Ike Davis came into tonight’s game with a .169 batting average. Including tonight’s game he has struck out in all but three games in May. It has gotten to the point where I am happy to see him make contact, even if it is a soft groundout to the second baseman, as it often is. Davis went through a similar slump to start last season and worked out of it in the Major Leagues. This year the Mets cannot wait for that to happen.
One of the first things people brought up about the Mets AAA affiliation change to the Las Vegas ’51s was how much of a bandbox they would be playing in. Most of the talk was concerning pitchers and their development. However, the hitter-friendly environment does not have to be all bad. It could turn into the perfect place for Ike Davis to find his swing and build up his confidence before coming back to the Mets.
No player is going to admit that he feels more pressure to work out of a slump because he is batting cleanup or playing in New York. At least, he won’t admit that while he is still slumping. But Terry Collins insisting on batting Davis fourth is not helping Ike or the team. It’s silly to use a season and a half of production to justify keeping a .160 hitter in the heart of the lineup. Davis is going to keep pressing and struggling and the Mets will be living with an automatic out in the middle of the lineup.
In Las Vegas, Ike would be able to focus on correcting his swing (or whatever ails him) without worrying about runners left on base or team losses. It will be a less competitive environment in not only a hitter-friendly home park, but a hitter-friendly league. Even if he hits .250 it could be good for him to see ground balls find holes and a few home runs leave the park. Small sample sizes don’t generally mean anything but a good week or two in AAA could help Ike come back and remember that he does, in fact, know how to mash baseballs. Juan Lagares and Andrew Brown have both managed to have an OPS over .900 for the ’51s so really the sky should be the limit for Ike.
As Davis flies out in the eighth inning he is now hitless in his last 17 at-bats. If the Mets aren’t actively working with him on some plan that can’t be implemented by the Las Vegas coaching staff (for whatever convoluted reason) they have no reason to continue to watch him struggle.
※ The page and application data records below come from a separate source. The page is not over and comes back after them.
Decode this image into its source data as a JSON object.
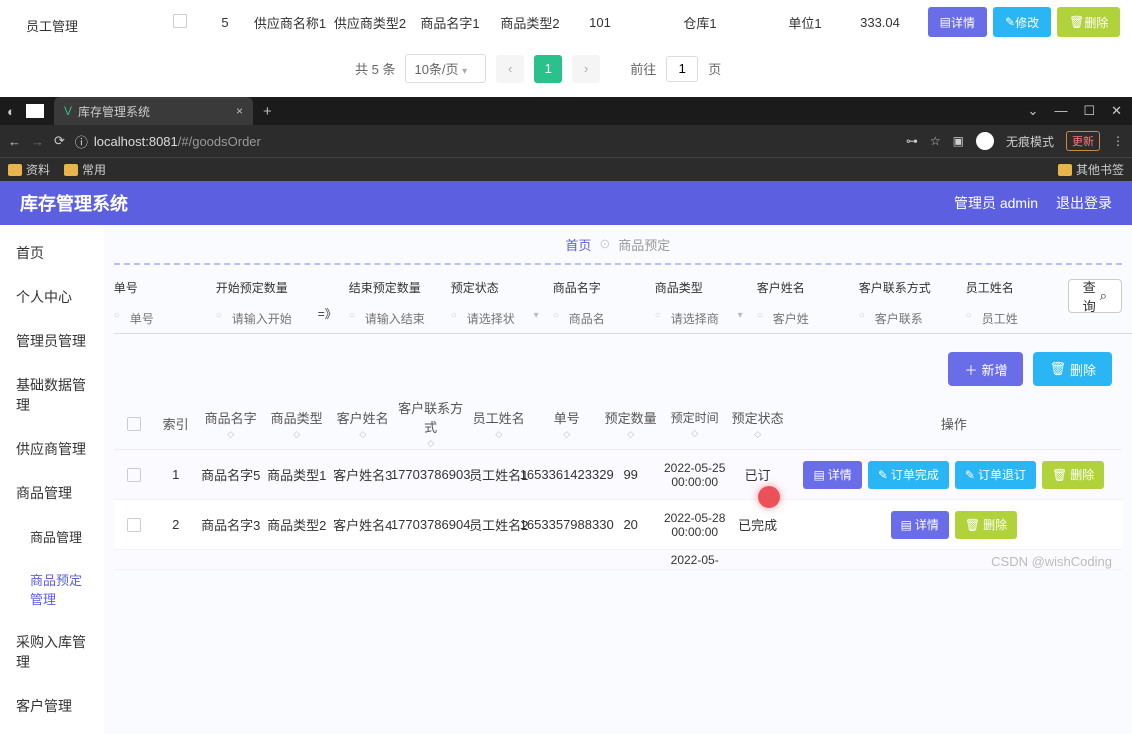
{
  "top_strip": {
    "sidebar_label": "员工管理",
    "row": {
      "idx": "5",
      "supplier_name": "供应商名称1",
      "supplier_type": "供应商类型2",
      "goods_name": "商品名字1",
      "goods_type": "商品类型2",
      "qty": "101",
      "warehouse": "仓库1",
      "unit": "单位1",
      "price": "333.04"
    },
    "btn_detail": "详情",
    "btn_edit": "修改",
    "btn_delete": "删除",
    "pagination": {
      "total": "共 5 条",
      "per_page": "10条/页",
      "current": "1",
      "goto_label": "前往",
      "goto_value": "1",
      "goto_suffix": "页"
    }
  },
  "browser": {
    "tab_title": "库存管理系统",
    "url_prefix": "localhost:8081",
    "url_path": "/#/goodsOrder",
    "incognito": "无痕模式",
    "update": "更新",
    "bm_data": "资料",
    "bm_common": "常用",
    "bm_other": "其他书签"
  },
  "app": {
    "title": "库存管理系统",
    "user_label": "管理员 admin",
    "logout": "退出登录"
  },
  "sidebar": {
    "items": [
      "首页",
      "个人中心",
      "管理员管理",
      "基础数据管理",
      "供应商管理",
      "商品管理",
      "采购入库管理",
      "客户管理"
    ],
    "subs": [
      "商品管理",
      "商品预定管理"
    ]
  },
  "crumb": {
    "home": "首页",
    "current": "商品预定"
  },
  "filters": {
    "order_no": {
      "label": "单号",
      "ph": "单号"
    },
    "start_qty": {
      "label": "开始预定数量",
      "ph": "请输入开始"
    },
    "arrow": "=》",
    "end_qty": {
      "label": "结束预定数量",
      "ph": "请输入结束"
    },
    "status": {
      "label": "预定状态",
      "ph": "请选择状"
    },
    "goods_name": {
      "label": "商品名字",
      "ph": "商品名"
    },
    "goods_type": {
      "label": "商品类型",
      "ph": "请选择商"
    },
    "cust_name": {
      "label": "客户姓名",
      "ph": "客户姓"
    },
    "cust_phone": {
      "label": "客户联系方式",
      "ph": "客户联系"
    },
    "emp_name": {
      "label": "员工姓名",
      "ph": "员工姓"
    },
    "search": "查询"
  },
  "actions": {
    "add": "新增",
    "delete": "删除"
  },
  "table": {
    "headers": {
      "idx": "索引",
      "name": "商品名字",
      "type": "商品类型",
      "cust": "客户姓名",
      "phone": "客户联系方式",
      "emp": "员工姓名",
      "order": "单号",
      "qty": "预定数量",
      "time": "预定时间",
      "status": "预定状态",
      "op": "操作"
    },
    "rows": [
      {
        "idx": "1",
        "name": "商品名字5",
        "type": "商品类型1",
        "cust": "客户姓名3",
        "phone": "17703786903",
        "emp": "员工姓名1",
        "order": "1653361423329",
        "qty": "99",
        "time": "2022-05-25 00:00:00",
        "status": "已订",
        "ops": [
          "详情",
          "订单完成",
          "订单退订",
          "删除"
        ]
      },
      {
        "idx": "2",
        "name": "商品名字3",
        "type": "商品类型2",
        "cust": "客户姓名4",
        "phone": "17703786904",
        "emp": "员工姓名2",
        "order": "1653357988330",
        "qty": "20",
        "time": "2022-05-28 00:00:00",
        "status": "已完成",
        "ops": [
          "详情",
          "删除"
        ]
      }
    ],
    "partial_time": "2022-05-"
  },
  "watermark": "CSDN @wishCoding"
}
This season is now worse than last season and a stint in AAA could jump start a possible second half resurgence.
What was Albert Einstein’s definition of insanity? Doing the same thing over and over and expecting different results.
You be the judge of if that applies.